▸ WORK TASK: Could you output the listing that follows exactly, without its images?

▸ PROVIDED ENTRIES:
- Opening Delimiter -
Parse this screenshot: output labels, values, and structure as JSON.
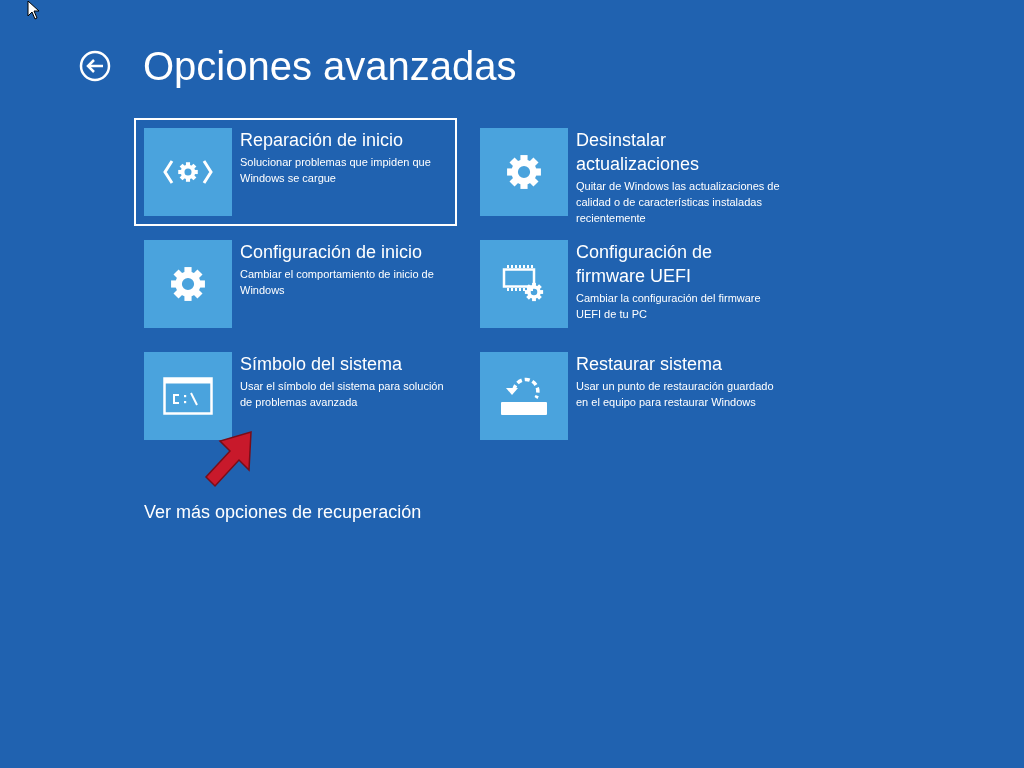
{
  "title": "Opciones avanzadas",
  "options": [
    {
      "kind": "repair",
      "title": "Reparación de inicio",
      "description": "Solucionar problemas que impiden que Windows se cargue",
      "selected": true
    },
    {
      "kind": "uninstall",
      "title": "Desinstalar actualizaciones",
      "description": "Quitar de Windows las actualizaciones de calidad o de características instaladas recientemente",
      "selected": false
    },
    {
      "kind": "startup",
      "title": "Configuración de inicio",
      "description": "Cambiar el comportamiento de inicio de Windows",
      "selected": false
    },
    {
      "kind": "firmware",
      "title": "Configuración de firmware UEFI",
      "description": "Cambiar la configuración del firmware UEFI de tu PC",
      "selected": false
    },
    {
      "kind": "cmd",
      "title": "Símbolo del sistema",
      "description": "Usar el símbolo del sistema para solución de problemas avanzada",
      "selected": false
    },
    {
      "kind": "restore",
      "title": "Restaurar sistema",
      "description": "Usar un punto de restauración guardado en el equipo para restaurar Windows",
      "selected": false
    }
  ],
  "more_link": "Ver más opciones de recuperación"
}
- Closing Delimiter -
▸ EXERCISE RESPONSE:
Parse this screenshot: output labels, values, and structure as JSON.
{
  "title": "Opciones avanzadas",
  "options": [
    {
      "kind": "repair",
      "title": "Reparación de inicio",
      "description": "Solucionar problemas que impiden que Windows se cargue",
      "selected": true
    },
    {
      "kind": "uninstall",
      "title": "Desinstalar actualizaciones",
      "description": "Quitar de Windows las actualizaciones de calidad o de características instaladas recientemente",
      "selected": false
    },
    {
      "kind": "startup",
      "title": "Configuración de inicio",
      "description": "Cambiar el comportamiento de inicio de Windows",
      "selected": false
    },
    {
      "kind": "firmware",
      "title": "Configuración de firmware UEFI",
      "description": "Cambiar la configuración del firmware UEFI de tu PC",
      "selected": false
    },
    {
      "kind": "cmd",
      "title": "Símbolo del sistema",
      "description": "Usar el símbolo del sistema para solución de problemas avanzada",
      "selected": false
    },
    {
      "kind": "restore",
      "title": "Restaurar sistema",
      "description": "Usar un punto de restauración guardado en el equipo para restaurar Windows",
      "selected": false
    }
  ],
  "more_link": "Ver más opciones de recuperación"
}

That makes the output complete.